• Goal of the exercise
Could every line of the data be copied out once more, exactly?

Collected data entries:
——

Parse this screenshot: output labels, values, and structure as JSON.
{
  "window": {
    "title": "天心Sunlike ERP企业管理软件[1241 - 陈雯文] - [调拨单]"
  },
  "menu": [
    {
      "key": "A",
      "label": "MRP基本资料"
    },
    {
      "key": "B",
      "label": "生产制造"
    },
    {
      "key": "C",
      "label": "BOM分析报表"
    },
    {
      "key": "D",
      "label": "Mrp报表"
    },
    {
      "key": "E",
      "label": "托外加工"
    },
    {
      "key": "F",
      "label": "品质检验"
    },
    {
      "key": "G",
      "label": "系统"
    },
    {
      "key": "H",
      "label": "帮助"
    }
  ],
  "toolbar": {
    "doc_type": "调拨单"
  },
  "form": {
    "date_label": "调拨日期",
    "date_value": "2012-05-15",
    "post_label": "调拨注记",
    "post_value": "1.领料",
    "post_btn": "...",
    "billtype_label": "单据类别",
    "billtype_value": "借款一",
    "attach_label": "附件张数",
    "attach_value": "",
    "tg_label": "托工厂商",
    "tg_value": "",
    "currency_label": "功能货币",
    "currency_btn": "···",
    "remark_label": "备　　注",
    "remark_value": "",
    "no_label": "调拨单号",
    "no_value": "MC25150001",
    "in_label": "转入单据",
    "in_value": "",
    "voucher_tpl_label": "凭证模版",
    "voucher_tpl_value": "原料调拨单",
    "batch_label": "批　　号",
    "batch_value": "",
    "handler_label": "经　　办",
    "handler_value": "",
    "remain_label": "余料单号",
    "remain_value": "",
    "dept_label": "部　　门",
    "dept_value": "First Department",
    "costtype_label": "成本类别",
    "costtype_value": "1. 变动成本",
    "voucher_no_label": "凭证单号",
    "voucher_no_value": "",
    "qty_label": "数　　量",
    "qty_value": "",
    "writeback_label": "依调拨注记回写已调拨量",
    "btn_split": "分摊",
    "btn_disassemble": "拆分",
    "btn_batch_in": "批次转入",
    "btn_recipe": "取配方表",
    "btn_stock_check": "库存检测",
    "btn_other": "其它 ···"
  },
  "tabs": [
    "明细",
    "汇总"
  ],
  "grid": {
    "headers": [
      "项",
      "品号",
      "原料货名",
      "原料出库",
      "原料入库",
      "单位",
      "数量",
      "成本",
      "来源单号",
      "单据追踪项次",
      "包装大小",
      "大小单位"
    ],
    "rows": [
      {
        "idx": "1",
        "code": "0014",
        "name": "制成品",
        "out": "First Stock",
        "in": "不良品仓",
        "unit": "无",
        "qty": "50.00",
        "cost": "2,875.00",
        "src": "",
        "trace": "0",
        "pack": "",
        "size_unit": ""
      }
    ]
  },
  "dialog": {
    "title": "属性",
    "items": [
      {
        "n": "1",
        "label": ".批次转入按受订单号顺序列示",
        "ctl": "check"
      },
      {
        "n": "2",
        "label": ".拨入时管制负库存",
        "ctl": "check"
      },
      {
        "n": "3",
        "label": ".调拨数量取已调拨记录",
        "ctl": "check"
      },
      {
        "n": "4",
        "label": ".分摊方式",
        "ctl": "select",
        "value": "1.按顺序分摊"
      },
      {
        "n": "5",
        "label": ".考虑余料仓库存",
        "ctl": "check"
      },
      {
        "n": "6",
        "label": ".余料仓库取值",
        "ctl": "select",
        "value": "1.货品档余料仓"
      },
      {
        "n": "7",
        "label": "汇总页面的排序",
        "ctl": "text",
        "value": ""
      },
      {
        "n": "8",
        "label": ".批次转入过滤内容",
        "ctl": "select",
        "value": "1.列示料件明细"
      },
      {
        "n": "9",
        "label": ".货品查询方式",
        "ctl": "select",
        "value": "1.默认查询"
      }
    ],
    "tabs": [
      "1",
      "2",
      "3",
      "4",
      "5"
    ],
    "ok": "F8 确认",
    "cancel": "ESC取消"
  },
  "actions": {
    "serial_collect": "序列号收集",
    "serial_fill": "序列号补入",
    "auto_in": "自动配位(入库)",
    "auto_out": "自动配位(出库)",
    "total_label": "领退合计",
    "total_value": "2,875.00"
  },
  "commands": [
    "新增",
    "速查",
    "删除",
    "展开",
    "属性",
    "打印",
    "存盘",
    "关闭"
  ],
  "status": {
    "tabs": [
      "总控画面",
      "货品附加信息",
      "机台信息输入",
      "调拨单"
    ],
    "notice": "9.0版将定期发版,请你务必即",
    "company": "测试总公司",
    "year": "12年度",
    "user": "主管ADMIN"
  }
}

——

• Answer area
Parse this screenshot: output labels, values, and structure as JSON.
{
  "window": {
    "title": "天心Sunlike ERP企业管理软件[1241 - 陈雯文] - [调拨单]"
  },
  "menu": [
    {
      "key": "A",
      "label": "MRP基本资料"
    },
    {
      "key": "B",
      "label": "生产制造"
    },
    {
      "key": "C",
      "label": "BOM分析报表"
    },
    {
      "key": "D",
      "label": "Mrp报表"
    },
    {
      "key": "E",
      "label": "托外加工"
    },
    {
      "key": "F",
      "label": "品质检验"
    },
    {
      "key": "G",
      "label": "系统"
    },
    {
      "key": "H",
      "label": "帮助"
    }
  ],
  "toolbar": {
    "doc_type": "调拨单"
  },
  "form": {
    "date_label": "调拨日期",
    "date_value": "2012-05-15",
    "post_label": "调拨注记",
    "post_value": "1.领料",
    "post_btn": "...",
    "billtype_label": "单据类别",
    "billtype_value": "借款一",
    "attach_label": "附件张数",
    "attach_value": "",
    "tg_label": "托工厂商",
    "tg_value": "",
    "currency_label": "功能货币",
    "currency_btn": "···",
    "remark_label": "备　　注",
    "remark_value": "",
    "no_label": "调拨单号",
    "no_value": "MC25150001",
    "in_label": "转入单据",
    "in_value": "",
    "voucher_tpl_label": "凭证模版",
    "voucher_tpl_value": "原料调拨单",
    "batch_label": "批　　号",
    "batch_value": "",
    "handler_label": "经　　办",
    "handler_value": "",
    "remain_label": "余料单号",
    "remain_value": "",
    "dept_label": "部　　门",
    "dept_value": "First Department",
    "costtype_label": "成本类别",
    "costtype_value": "1. 变动成本",
    "voucher_no_label": "凭证单号",
    "voucher_no_value": "",
    "qty_label": "数　　量",
    "qty_value": "",
    "writeback_label": "依调拨注记回写已调拨量",
    "btn_split": "分摊",
    "btn_disassemble": "拆分",
    "btn_batch_in": "批次转入",
    "btn_recipe": "取配方表",
    "btn_stock_check": "库存检测",
    "btn_other": "其它 ···"
  },
  "tabs": [
    "明细",
    "汇总"
  ],
  "grid": {
    "headers": [
      "项",
      "品号",
      "原料货名",
      "原料出库",
      "原料入库",
      "单位",
      "数量",
      "成本",
      "来源单号",
      "单据追踪项次",
      "包装大小",
      "大小单位"
    ],
    "rows": [
      {
        "idx": "1",
        "code": "0014",
        "name": "制成品",
        "out": "First Stock",
        "in": "不良品仓",
        "unit": "无",
        "qty": "50.00",
        "cost": "2,875.00",
        "src": "",
        "trace": "0",
        "pack": "",
        "size_unit": ""
      }
    ]
  },
  "dialog": {
    "title": "属性",
    "items": [
      {
        "n": "1",
        "label": ".批次转入按受订单号顺序列示",
        "ctl": "check"
      },
      {
        "n": "2",
        "label": ".拨入时管制负库存",
        "ctl": "check"
      },
      {
        "n": "3",
        "label": ".调拨数量取已调拨记录",
        "ctl": "check"
      },
      {
        "n": "4",
        "label": ".分摊方式",
        "ctl": "select",
        "value": "1.按顺序分摊"
      },
      {
        "n": "5",
        "label": ".考虑余料仓库存",
        "ctl": "check"
      },
      {
        "n": "6",
        "label": ".余料仓库取值",
        "ctl": "select",
        "value": "1.货品档余料仓"
      },
      {
        "n": "7",
        "label": "汇总页面的排序",
        "ctl": "text",
        "value": ""
      },
      {
        "n": "8",
        "label": ".批次转入过滤内容",
        "ctl": "select",
        "value": "1.列示料件明细"
      },
      {
        "n": "9",
        "label": ".货品查询方式",
        "ctl": "select",
        "value": "1.默认查询"
      }
    ],
    "tabs": [
      "1",
      "2",
      "3",
      "4",
      "5"
    ],
    "ok": "F8 确认",
    "cancel": "ESC取消"
  },
  "actions": {
    "serial_collect": "序列号收集",
    "serial_fill": "序列号补入",
    "auto_in": "自动配位(入库)",
    "auto_out": "自动配位(出库)",
    "total_label": "领退合计",
    "total_value": "2,875.00"
  },
  "commands": [
    "新增",
    "速查",
    "删除",
    "展开",
    "属性",
    "打印",
    "存盘",
    "关闭"
  ],
  "status": {
    "tabs": [
      "总控画面",
      "货品附加信息",
      "机台信息输入",
      "调拨单"
    ],
    "notice": "9.0版将定期发版,请你务必即",
    "company": "测试总公司",
    "year": "12年度",
    "user": "主管ADMIN"
  }
}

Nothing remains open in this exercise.